Patch management is an issue that will always plague your organization's network. There will always be patches, updates, and security fixes to apply. Unfortunately, there will not always be unlimited time to evaluate and distribute fixes to close a security hole that attackers are currently exploiting.
The goal of this article is to present a few effective methods to revamp the way you work in a restricted corporation-like network. In order to achieve it we’re going to use SSH tunneling to bypass the firewall rules applied by your system administrator. We’ll start with breaking through simple restrictions and gradually pass to more and more elaborate firewalls while we move on.
Securing your organization's LAN and WAN traffic from prying eyes is an ongoing struggle. In the past, I've written about securing that traffic using IPSec policies. If you followed my recommendations, then good for you!But what if you've been experiencing problems with your IPSec implementation? We can usually trace most IPSec problems to difficulties during the Internet Key Exchange (IKE) phase of authentication.
I think everyone has heard of this one, recently evolved into the 4.x series.
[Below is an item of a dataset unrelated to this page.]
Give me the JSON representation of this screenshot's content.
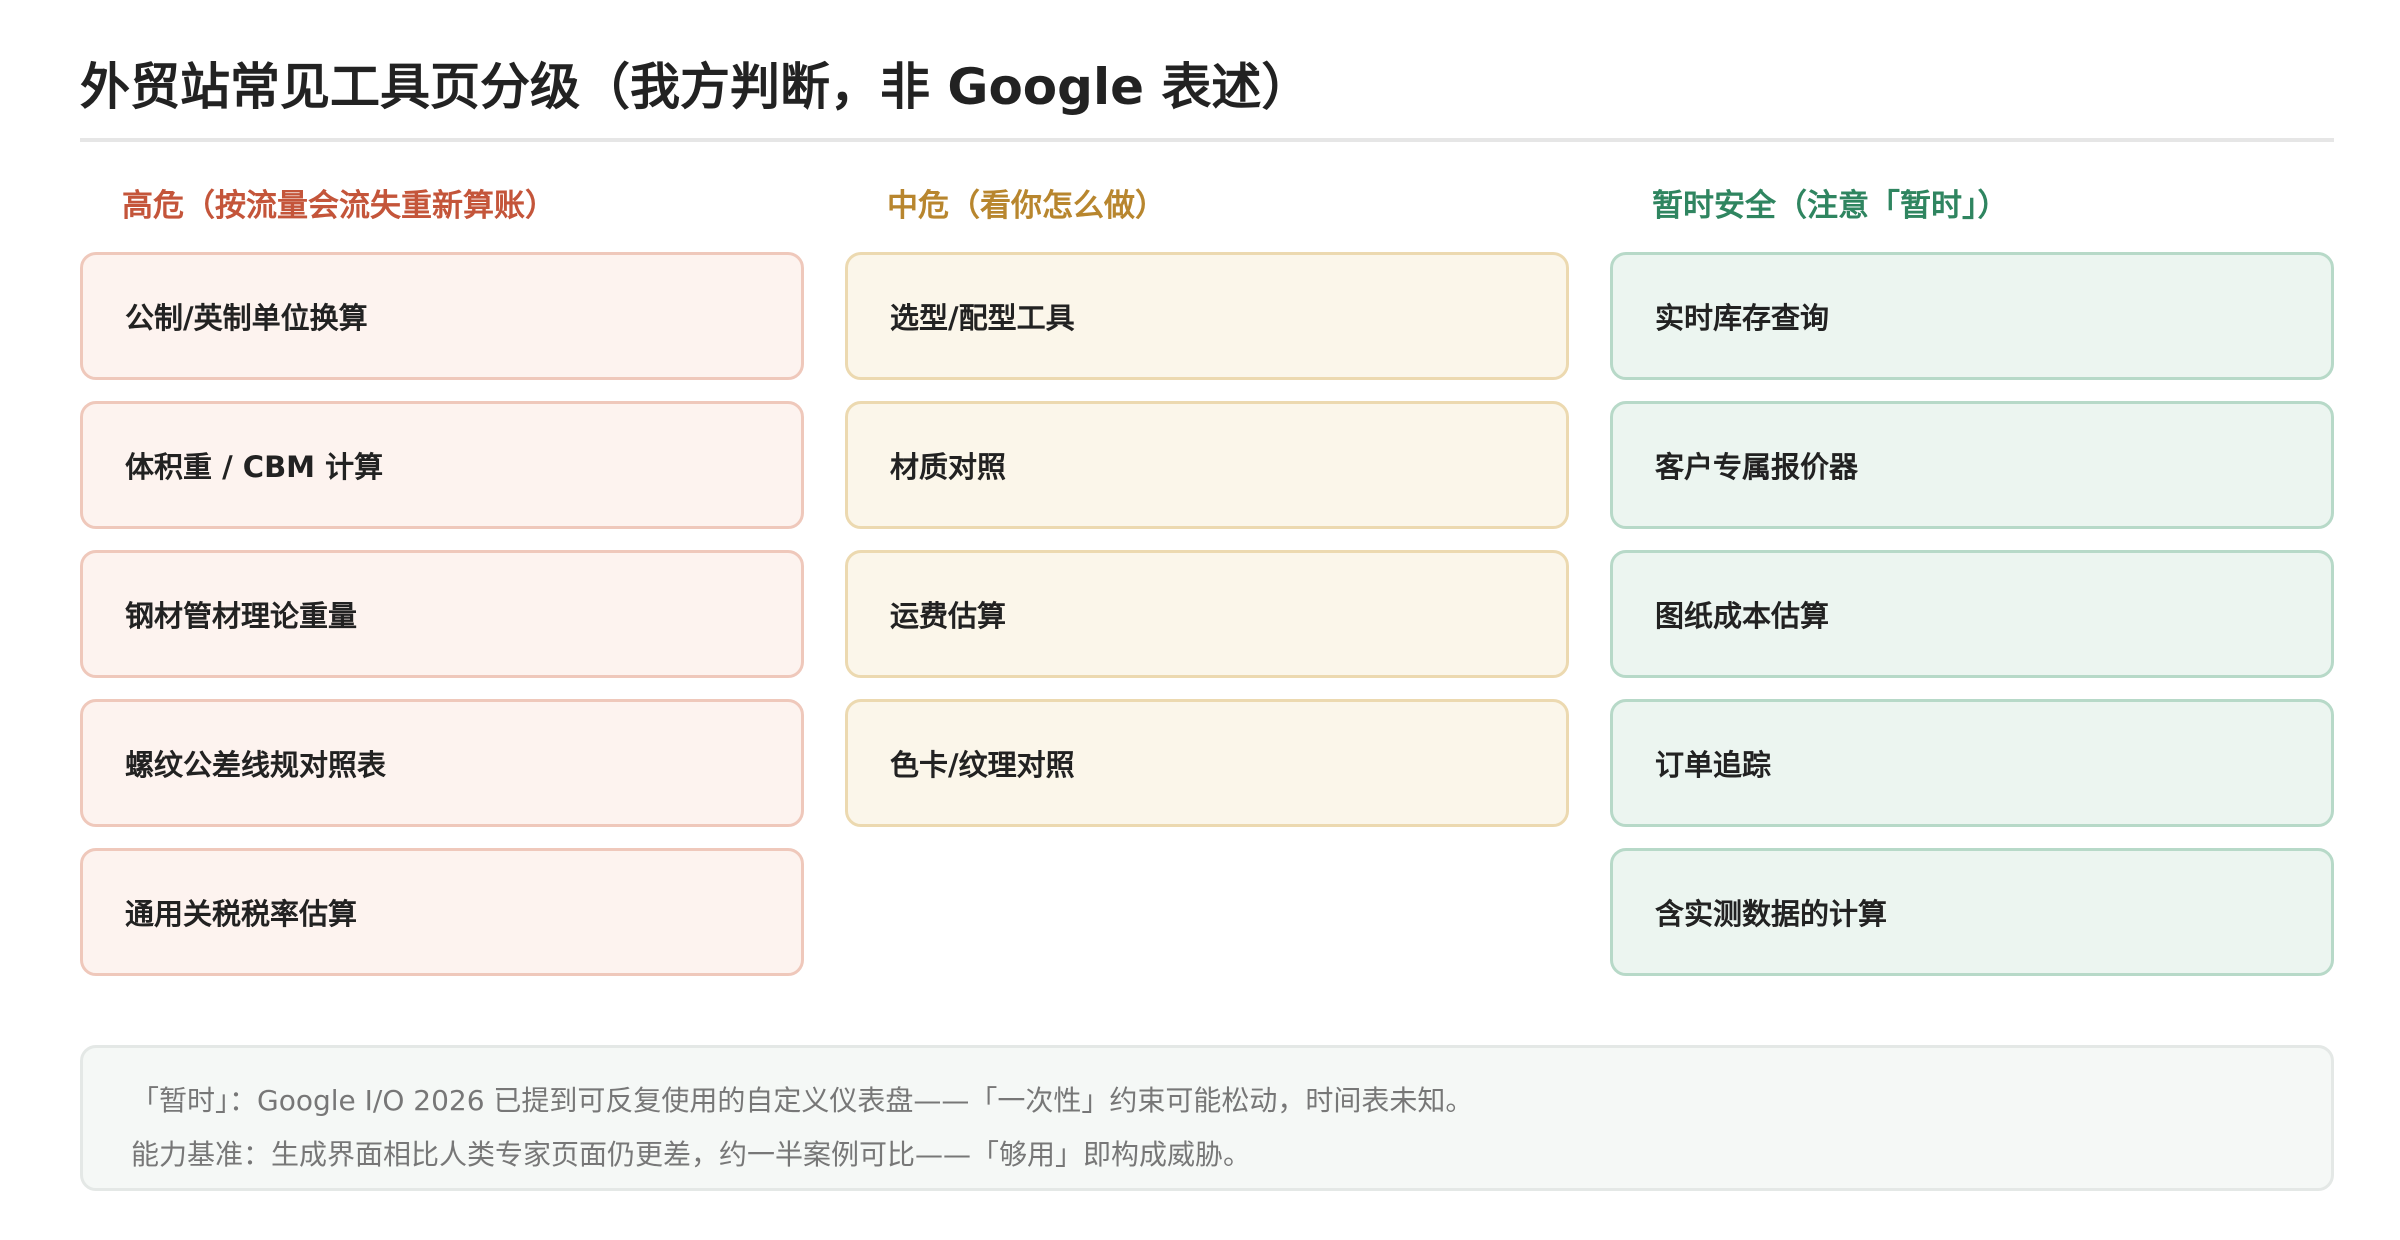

Nmap (”Network Mapper”) is a free open source utility for network exploration or security auditing. It was designed to rapidly scan large networks, although it works fine against single hosts. Nmap uses raw IP packets in novel ways to determine what hosts are available on the network, what services (application name and version) those hosts are offering, what operating systems (and OS versions) they are running, what type of packet filters/firewalls are in use, and dozens of other characteristics. Nmap runs on most types of computers and both console and graphical versions are available. Nmap is free and open source.
Takeaway: In Windows Vista, Microsoft has bolstered the security of the Windows Firewall, keeping the GUI accessible through the Control Panel for novice users but allowing savvy users to configure advanced features through an MMC snap-in. Here are some of the highlights.
This article is also available as a PDF download.
Microsoft has made significant changes to the Windows Firewall in Vista that enhance security and make it more configurable and customizable for advanced users, while retaining the simplicity required by novices. Here are some key aspects of the changes.
The Data Encryption Standard (also known as DES) is a cipher (method of encryption) selected as an official Federal Information Processing Standard (FIPS) for the U.S in 1976, and was subsequently used internationally as a widespread encryption method. The algorithm was initiall controverssial, with classied design elements, a relatively short key length annd suspicions about a National Security Agency (NSA) backdoor. DES consequently came under intense academic scrutinty and motivated the modern understanding of block ciphers and their cryptanalysis.